How Shall They Be Remembered?
During the years of his term in office, President Lincoln read two letters that were to remind him of how our nation was forged. Abraham Lincoln, like most other presidents, received letters giving him praise and thanks for all the work he had done. Abraham Lincoln also received mail detailing news from the battle front and giving support from the home front. Two of those letters focused more on another war that represented America’s shining moment in unifying the nation – the American War for Independence.
In the first letter, a woman sends a letter than contains two items to Abraham Lincoln in 1861. The woman was Sarah Smith Stafford, the only daughter of an officer on the frigate Alliance. The first item she sent to Lincoln was a piece of the American flag that was flown on the frigate, which “upon that flag, can be seen the shot holes, and blood stains, of those martyrs to Freedom.” The second item was a piece of wood from the very vessel. Although there is no story of the battle, it shows that even before Abraham Lincoln took office, there was a lot of support for him. At this time, the South was seceding and becoming the Confederate States of America. The United States faced its darkest hour: a civil war. This letter was to represent a reminder of all the veterans that fought in the Revolutionary War who had fought for the freedom the U.S. now had.
In the second letter, the war was close to an end, although none of the participants could tell. Ulysses Grant had captured Vicksburg, and Lincoln was setting up his armies for an end to the war. This letter came to him on February 25, as the end of winter drew near. The son of a Revolutionary war veteran wrote the letter. The letter describes his father’s actions at Bunker Hill and how the writer received $5 from General George Washington himself.
In both letters, the Revolutionary war veterans receive much praise and honor for their duty. Their stories and work were for freedom, for the country, for the protection of its citizens. The author of these letters wanted to remind Lincoln that this war needed not to be about bickering and massacring, but about unifying the nation and protecting its citizens. Another point of these letters was a reminder of those who have gone before to protect their freedom. How should the veterans of a war nearly one hundred years ago be honored in a war splitting that same nation they fought for? David Waldstreicher discuess how veterans were not always treated right, by discussing an issue where they could not receive their war pensions.

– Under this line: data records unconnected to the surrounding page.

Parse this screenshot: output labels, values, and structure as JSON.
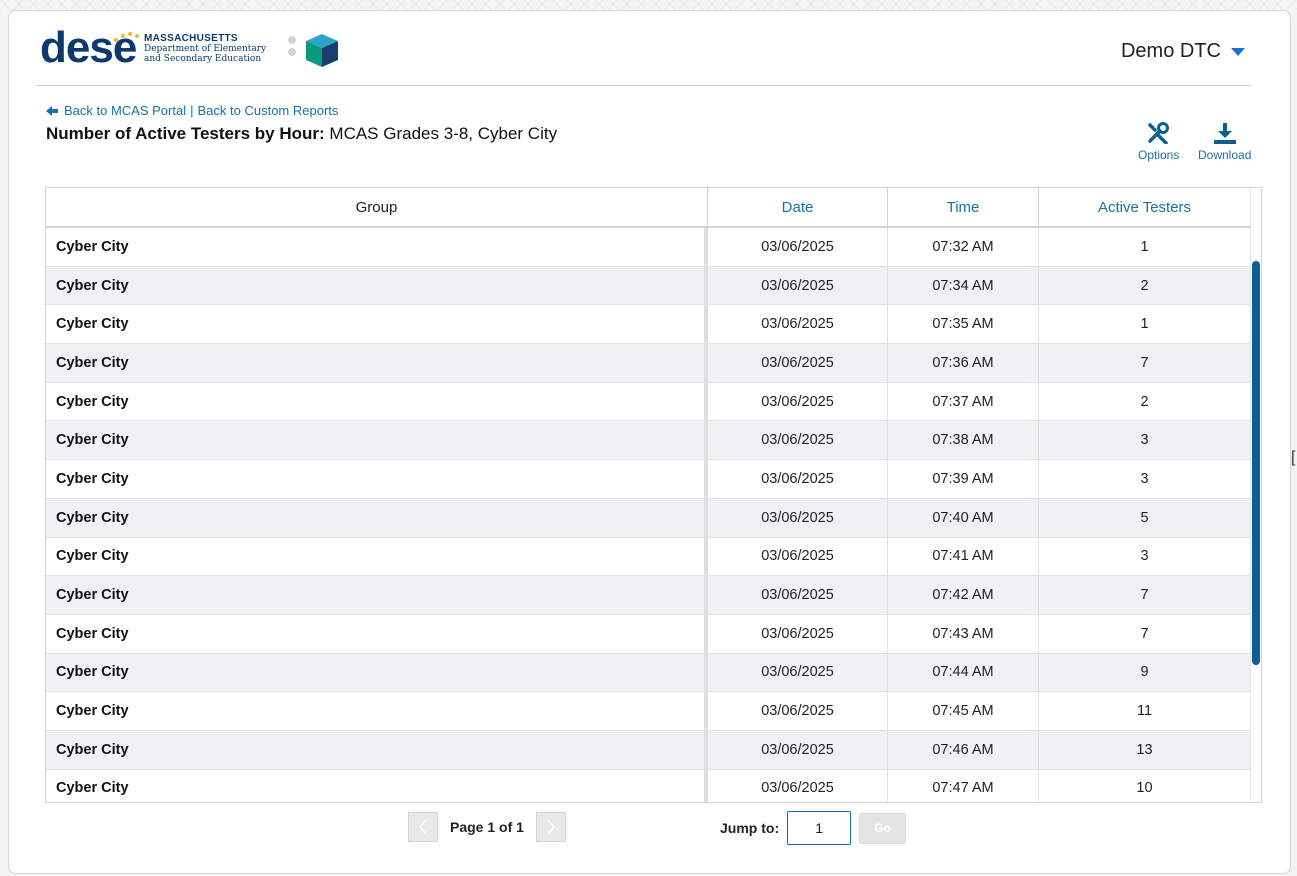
{
  "logo": {
    "wordmark": "dese",
    "line1": "MASSACHUSETTS",
    "line2": "Department of Elementary",
    "line3": "and Secondary Education"
  },
  "user_menu": {
    "label": "Demo DTC"
  },
  "nav": {
    "back_portal": "Back to MCAS Portal",
    "separator": "|",
    "back_reports": "Back to Custom Reports"
  },
  "report": {
    "title_bold": "Number of Active Testers by Hour:",
    "title_rest": "MCAS Grades 3-8, Cyber City"
  },
  "tools": {
    "options_label": "Options",
    "download_label": "Download"
  },
  "table": {
    "columns": [
      "Group",
      "Date",
      "Time",
      "Active Testers"
    ],
    "rows": [
      [
        "Cyber City",
        "03/06/2025",
        "07:32 AM",
        "1"
      ],
      [
        "Cyber City",
        "03/06/2025",
        "07:34 AM",
        "2"
      ],
      [
        "Cyber City",
        "03/06/2025",
        "07:35 AM",
        "1"
      ],
      [
        "Cyber City",
        "03/06/2025",
        "07:36 AM",
        "7"
      ],
      [
        "Cyber City",
        "03/06/2025",
        "07:37 AM",
        "2"
      ],
      [
        "Cyber City",
        "03/06/2025",
        "07:38 AM",
        "3"
      ],
      [
        "Cyber City",
        "03/06/2025",
        "07:39 AM",
        "3"
      ],
      [
        "Cyber City",
        "03/06/2025",
        "07:40 AM",
        "5"
      ],
      [
        "Cyber City",
        "03/06/2025",
        "07:41 AM",
        "3"
      ],
      [
        "Cyber City",
        "03/06/2025",
        "07:42 AM",
        "7"
      ],
      [
        "Cyber City",
        "03/06/2025",
        "07:43 AM",
        "7"
      ],
      [
        "Cyber City",
        "03/06/2025",
        "07:44 AM",
        "9"
      ],
      [
        "Cyber City",
        "03/06/2025",
        "07:45 AM",
        "11"
      ],
      [
        "Cyber City",
        "03/06/2025",
        "07:46 AM",
        "13"
      ],
      [
        "Cyber City",
        "03/06/2025",
        "07:47 AM",
        "10"
      ]
    ]
  },
  "pager": {
    "page_text": "Page 1 of 1",
    "jump_label": "Jump to:",
    "jump_value": "1",
    "go_label": "Go"
  },
  "colors": {
    "brand_navy": "#0d3a6b",
    "link_blue": "#1a6faa",
    "scroll_thumb": "#0d5f93"
  }
}
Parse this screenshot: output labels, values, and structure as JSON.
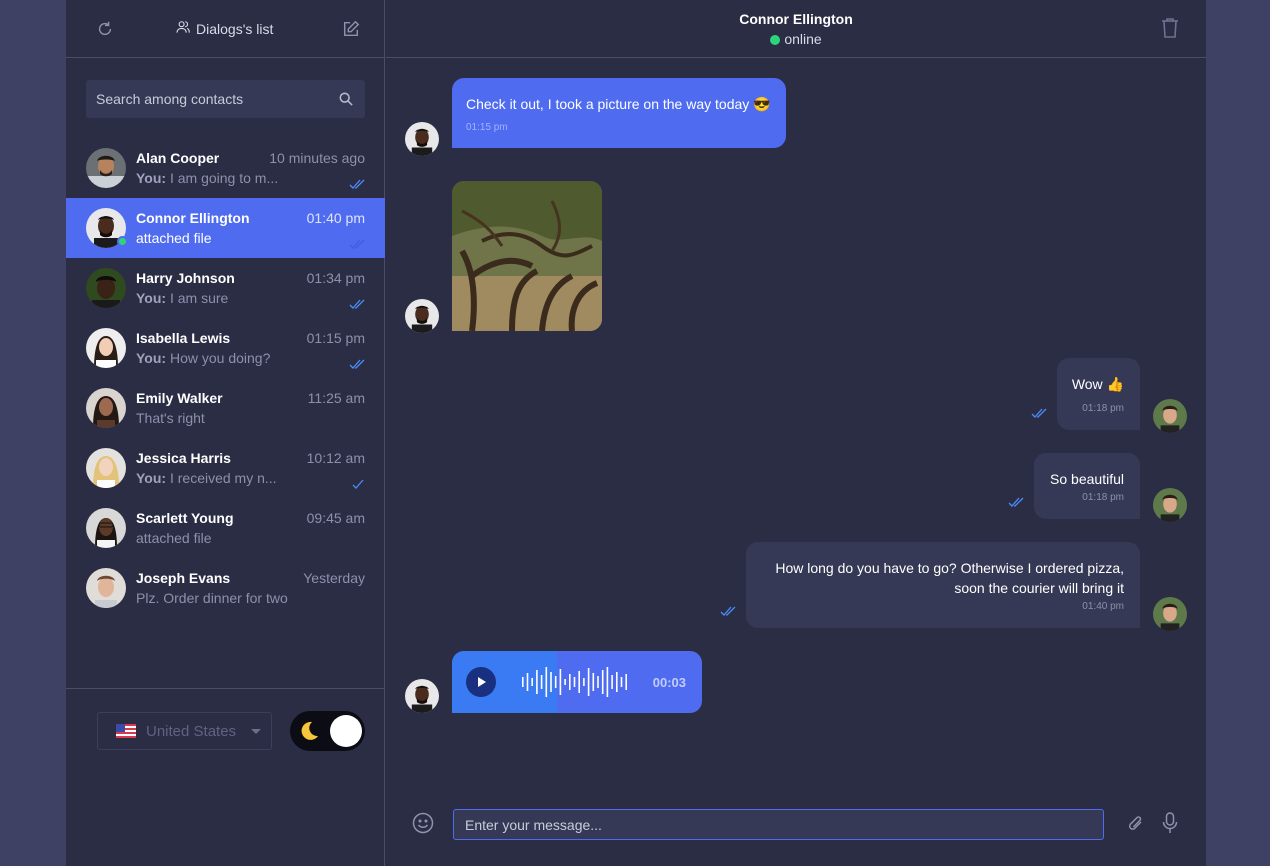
{
  "sidebar": {
    "title": "Dialogs's list",
    "search_placeholder": "Search among contacts",
    "contacts": [
      {
        "name": "Alan Cooper",
        "time": "10 minutes ago",
        "prefix": "You:",
        "message": "I am going to m...",
        "read": true
      },
      {
        "name": "Connor Ellington",
        "time": "01:40 pm",
        "prefix": "",
        "message": "attached file",
        "read": true,
        "active": true,
        "online": true
      },
      {
        "name": "Harry Johnson",
        "time": "01:34 pm",
        "prefix": "You:",
        "message": "I am sure",
        "read": true
      },
      {
        "name": "Isabella Lewis",
        "time": "01:15 pm",
        "prefix": "You:",
        "message": "How you doing?",
        "read": true
      },
      {
        "name": "Emily Walker",
        "time": "11:25 am",
        "prefix": "",
        "message": "That's right",
        "read": false
      },
      {
        "name": "Jessica Harris",
        "time": "10:12 am",
        "prefix": "You:",
        "message": "I received my n...",
        "read": true
      },
      {
        "name": "Scarlett Young",
        "time": "09:45 am",
        "prefix": "",
        "message": "attached file",
        "read": false
      },
      {
        "name": "Joseph Evans",
        "time": "Yesterday",
        "prefix": "",
        "message": "Plz. Order dinner for two",
        "read": false
      }
    ],
    "country": "United States",
    "theme": "dark"
  },
  "chat": {
    "contact_name": "Connor Ellington",
    "status": "online",
    "messages": [
      {
        "text": "Check it out, I took a picture on the way today",
        "emoji": "😎",
        "time": "01:15 pm"
      },
      {
        "text": "Wow",
        "emoji": "👍",
        "time": "01:18 pm"
      },
      {
        "text": "So beautiful",
        "time": "01:18 pm"
      },
      {
        "text_line1": "How long do you have to go? Otherwise I ordered pizza,",
        "text_line2": "soon the courier will bring it",
        "time": "01:40 pm"
      }
    ],
    "audio_duration": "00:03",
    "audio_progress": 0.42,
    "input_placeholder": "Enter your message..."
  },
  "colors": {
    "accent": "#4f6cf0",
    "background": "#2b2d45",
    "online": "#2ed47a"
  }
}
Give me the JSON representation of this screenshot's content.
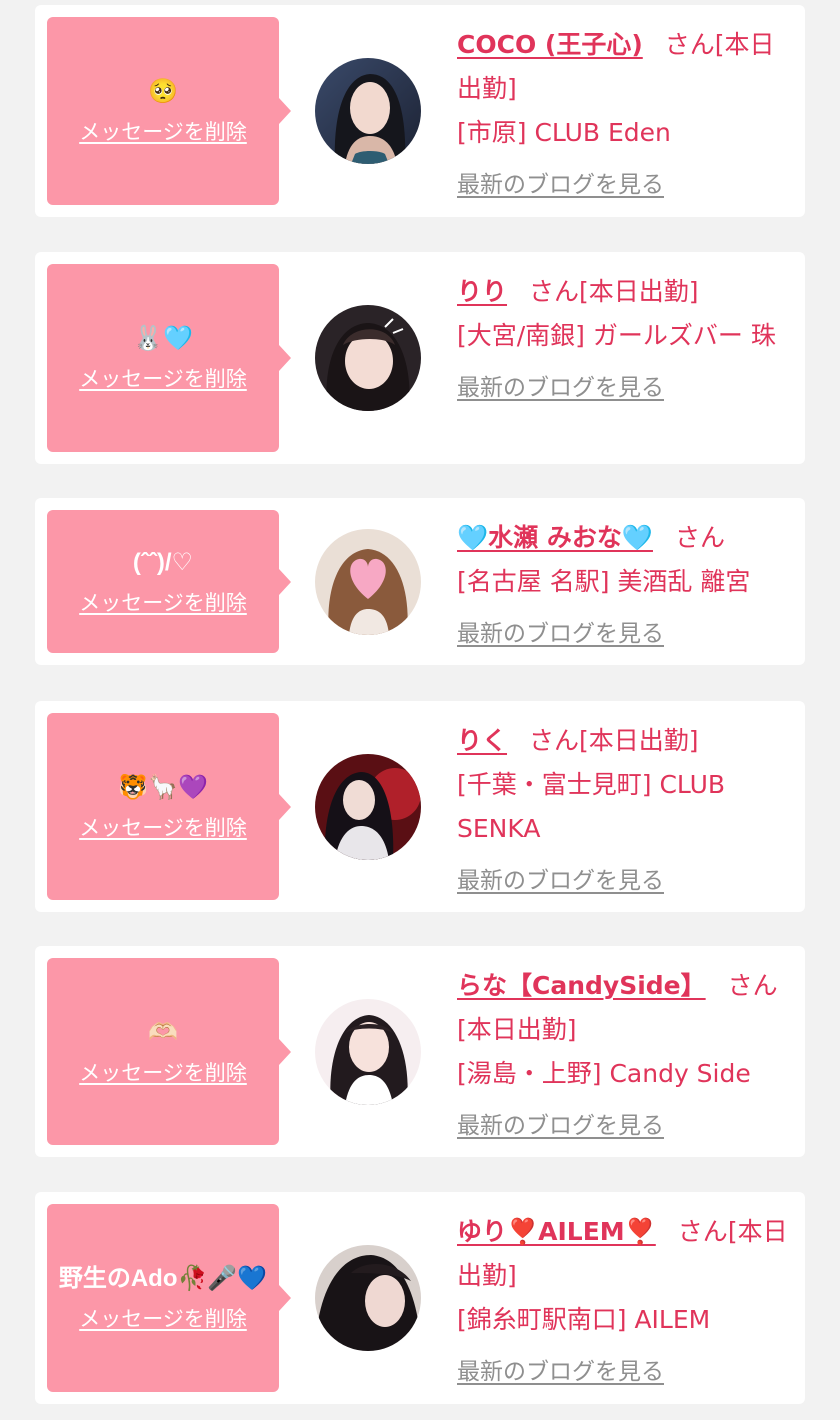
{
  "colors": {
    "background": "#f2f2f2",
    "bubble": "#fc97a8",
    "accent": "#e0345a",
    "link_gray": "#8f8f8f"
  },
  "delete_label": "メッセージを削除",
  "blog_label": "最新のブログを見る",
  "cards": [
    {
      "message": "🥺",
      "name": "COCO (王子心)",
      "honorific": "さん",
      "status": "[本日出勤]",
      "shop": "[市原] CLUB Eden"
    },
    {
      "message": "🐰🩵",
      "name": "りり",
      "honorific": "さん",
      "status": "[本日出勤]",
      "shop": "[大宮/南銀] ガールズバー 珠"
    },
    {
      "message": "(ˆˆ)/♡",
      "name": "🩵水瀬 みおな🩵",
      "honorific": "さん",
      "status": "",
      "shop": "[名古屋 名駅] 美酒乱 離宮"
    },
    {
      "message": "🐯🦙💜",
      "name": "りく",
      "honorific": "さん",
      "status": "[本日出勤]",
      "shop": "[千葉・富士見町] CLUB SENKA"
    },
    {
      "message": "🫶🏻",
      "name": "らな【CandySide】",
      "honorific": "さん",
      "status": "[本日出勤]",
      "shop": "[湯島・上野] Candy Side"
    },
    {
      "message": "野生のAdo🥀🎤💙",
      "name": "ゆり❣️AILEM❣️",
      "honorific": "さん",
      "status": "[本日出勤]",
      "shop": "[錦糸町駅南口] AILEM"
    }
  ]
}
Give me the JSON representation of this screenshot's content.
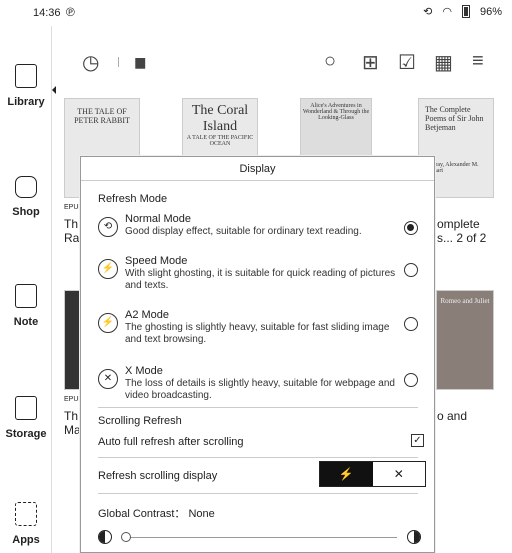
{
  "status": {
    "time": "14:36",
    "app_indicator": "℗",
    "sync": "⟲",
    "wifi": "◠",
    "battery": "96%"
  },
  "sidebar": {
    "items": [
      {
        "label": "Library",
        "icon": "library-icon"
      },
      {
        "label": "Shop",
        "icon": "shop-icon"
      },
      {
        "label": "Note",
        "icon": "note-icon"
      },
      {
        "label": "Storage",
        "icon": "storage-icon"
      },
      {
        "label": "Apps",
        "icon": "apps-icon"
      }
    ]
  },
  "toolbar": {
    "history": "◷",
    "stats": "▮▮",
    "search": "○",
    "add": "⊞",
    "select": "☑",
    "grid": "▦",
    "menu": "≡"
  },
  "books": [
    {
      "title": "THE TALE OF PETER RABBIT",
      "meta_line1": "Th",
      "meta_line2": "Ra",
      "badge": "EPUB"
    },
    {
      "title": "The Coral Island",
      "subtitle": "A TALE OF THE PACIFIC OCEAN"
    },
    {
      "title": "Alice's Adventures in Wonderland & Through the Looking-Glass"
    },
    {
      "title": "The Complete Poems of Sir John Betjeman",
      "meta_line1": "omplete",
      "meta_line2": "s... 2 of 2",
      "author": "Murray, Alexander M. Grosart"
    },
    {
      "meta_line1": "Th",
      "meta_line2": "Ma",
      "badge": "EPUB"
    },
    {
      "title": "Romeo and Juliet",
      "meta_line1": "o and"
    }
  ],
  "dialog": {
    "title": "Display",
    "refresh_mode_label": "Refresh Mode",
    "modes": [
      {
        "name": "Normal Mode",
        "desc": "Good display effect, suitable for ordinary text reading.",
        "checked": true
      },
      {
        "name": "Speed Mode",
        "desc": "With slight ghosting, it is suitable for quick reading of pictures and texts.",
        "checked": false
      },
      {
        "name": "A2 Mode",
        "desc": "The ghosting is slightly heavy, suitable for fast sliding image and text browsing.",
        "checked": false
      },
      {
        "name": "X Mode",
        "desc": "The loss of details is slightly heavy, suitable for webpage and video broadcasting.",
        "checked": false
      }
    ],
    "scrolling_refresh_label": "Scrolling Refresh",
    "auto_refresh_label": "Auto full refresh after scrolling",
    "auto_refresh_checked": true,
    "refresh_scrolling_display_label": "Refresh scrolling display",
    "global_contrast_label": "Global Contrast： None",
    "contrast_value": 0
  }
}
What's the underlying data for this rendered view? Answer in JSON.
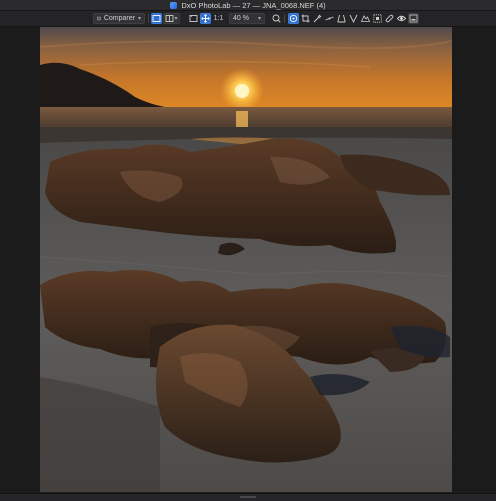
{
  "window": {
    "title": "DxO PhotoLab — 27 — JNA_0068.NEF (4)"
  },
  "toolbar": {
    "compare_label": "Comparer",
    "one_to_one_label": "1:1",
    "zoom_value": "40 %"
  },
  "colors": {
    "accent": "#2f6fcf",
    "background": "#1f1f21",
    "toolbar": "#242426"
  }
}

In truth, by the Civil War, many were looking at more recent wars for heroes and celebrating holidays without too much thought of what they meant. However, these letters were to remind Lincoln that America was still young, and could easily fall back if it did not find a way to bring back the South.
- Sarah S Stafford, Sarah S. Stafford to Abraham Lincoln, Wednesday, Feb. 20 1861, The Abraham Lincoln Papers, Library of Congress.
- James Wellman, James Wellman to Abraham Lincoln, Thursday, February 25, 1864, The Abraham Lincoln Papers, Library of Congress.
- David Waldstreicher, In the Midst of Perpetual Fetes: the Making of American Nationalism, 1776-1820 (Chapel Hill, London: University of North Carolina Press, 1997), 294-295.
- Michael Kammen, In the Past Lane: Historical Perspectives on American Culture (New York, Oxford: Oxford University Press, 1997), 208.